TASK BRIEF → Write the data below out again, exactly as each line reads.

EXCERPTED DATA →
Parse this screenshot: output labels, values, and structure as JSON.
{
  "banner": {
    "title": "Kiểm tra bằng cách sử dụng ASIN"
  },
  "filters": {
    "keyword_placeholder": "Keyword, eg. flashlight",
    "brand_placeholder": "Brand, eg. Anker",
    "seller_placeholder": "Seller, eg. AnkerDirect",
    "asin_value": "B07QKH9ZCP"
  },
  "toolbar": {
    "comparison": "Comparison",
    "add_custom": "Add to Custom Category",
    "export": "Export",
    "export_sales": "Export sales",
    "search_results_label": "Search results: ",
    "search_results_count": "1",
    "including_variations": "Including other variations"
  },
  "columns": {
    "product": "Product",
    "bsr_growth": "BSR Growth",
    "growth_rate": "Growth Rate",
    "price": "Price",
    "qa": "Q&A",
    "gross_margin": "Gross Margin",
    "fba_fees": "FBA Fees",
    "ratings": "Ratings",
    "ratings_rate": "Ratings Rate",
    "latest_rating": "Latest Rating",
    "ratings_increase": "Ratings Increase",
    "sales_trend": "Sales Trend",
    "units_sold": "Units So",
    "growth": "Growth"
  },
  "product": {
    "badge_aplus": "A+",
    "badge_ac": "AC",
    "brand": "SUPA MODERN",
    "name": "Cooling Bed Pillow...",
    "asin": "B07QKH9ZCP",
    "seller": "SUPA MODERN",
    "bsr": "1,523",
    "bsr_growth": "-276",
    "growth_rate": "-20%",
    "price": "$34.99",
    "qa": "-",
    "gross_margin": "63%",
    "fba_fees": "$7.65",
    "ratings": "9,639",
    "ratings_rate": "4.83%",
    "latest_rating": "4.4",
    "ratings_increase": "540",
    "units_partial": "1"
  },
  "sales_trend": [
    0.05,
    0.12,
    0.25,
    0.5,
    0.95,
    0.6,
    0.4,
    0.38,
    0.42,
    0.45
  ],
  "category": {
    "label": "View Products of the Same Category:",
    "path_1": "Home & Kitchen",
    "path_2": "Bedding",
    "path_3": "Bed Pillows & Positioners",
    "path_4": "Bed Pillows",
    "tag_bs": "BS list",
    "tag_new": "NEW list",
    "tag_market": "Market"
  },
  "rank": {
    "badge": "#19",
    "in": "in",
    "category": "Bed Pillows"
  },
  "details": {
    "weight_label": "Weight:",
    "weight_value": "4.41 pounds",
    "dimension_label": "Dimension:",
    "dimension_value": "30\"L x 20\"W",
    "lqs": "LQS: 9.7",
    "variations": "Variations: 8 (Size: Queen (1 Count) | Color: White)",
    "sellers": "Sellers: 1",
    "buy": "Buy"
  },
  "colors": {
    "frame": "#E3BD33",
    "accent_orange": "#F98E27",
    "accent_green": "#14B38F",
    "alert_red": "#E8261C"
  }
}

WRITTEN SOLUTION →
Parse this screenshot: output labels, values, and structure as JSON.
{
  "banner": {
    "title": "Kiểm tra bằng cách sử dụng ASIN"
  },
  "filters": {
    "keyword_placeholder": "Keyword, eg. flashlight",
    "brand_placeholder": "Brand, eg. Anker",
    "seller_placeholder": "Seller, eg. AnkerDirect",
    "asin_value": "B07QKH9ZCP"
  },
  "toolbar": {
    "comparison": "Comparison",
    "add_custom": "Add to Custom Category",
    "export": "Export",
    "export_sales": "Export sales",
    "search_results_label": "Search results: ",
    "search_results_count": "1",
    "including_variations": "Including other variations"
  },
  "columns": {
    "product": "Product",
    "bsr_growth": "BSR Growth",
    "growth_rate": "Growth Rate",
    "price": "Price",
    "qa": "Q&A",
    "gross_margin": "Gross Margin",
    "fba_fees": "FBA Fees",
    "ratings": "Ratings",
    "ratings_rate": "Ratings Rate",
    "latest_rating": "Latest Rating",
    "ratings_increase": "Ratings Increase",
    "sales_trend": "Sales Trend",
    "units_sold": "Units So",
    "growth": "Growth"
  },
  "product": {
    "badge_aplus": "A+",
    "badge_ac": "AC",
    "brand": "SUPA MODERN",
    "name": "Cooling Bed Pillow...",
    "asin": "B07QKH9ZCP",
    "seller": "SUPA MODERN",
    "bsr": "1,523",
    "bsr_growth": "-276",
    "growth_rate": "-20%",
    "price": "$34.99",
    "qa": "-",
    "gross_margin": "63%",
    "fba_fees": "$7.65",
    "ratings": "9,639",
    "ratings_rate": "4.83%",
    "latest_rating": "4.4",
    "ratings_increase": "540",
    "units_partial": "1"
  },
  "sales_trend": [
    0.05,
    0.12,
    0.25,
    0.5,
    0.95,
    0.6,
    0.4,
    0.38,
    0.42,
    0.45
  ],
  "category": {
    "label": "View Products of the Same Category:",
    "path_1": "Home & Kitchen",
    "path_2": "Bedding",
    "path_3": "Bed Pillows & Positioners",
    "path_4": "Bed Pillows",
    "tag_bs": "BS list",
    "tag_new": "NEW list",
    "tag_market": "Market"
  },
  "rank": {
    "badge": "#19",
    "in": "in",
    "category": "Bed Pillows"
  },
  "details": {
    "weight_label": "Weight:",
    "weight_value": "4.41 pounds",
    "dimension_label": "Dimension:",
    "dimension_value": "30\"L x 20\"W",
    "lqs": "LQS: 9.7",
    "variations": "Variations: 8 (Size: Queen (1 Count) | Color: White)",
    "sellers": "Sellers: 1",
    "buy": "Buy"
  },
  "colors": {
    "frame": "#E3BD33",
    "accent_orange": "#F98E27",
    "accent_green": "#14B38F",
    "alert_red": "#E8261C"
  }
}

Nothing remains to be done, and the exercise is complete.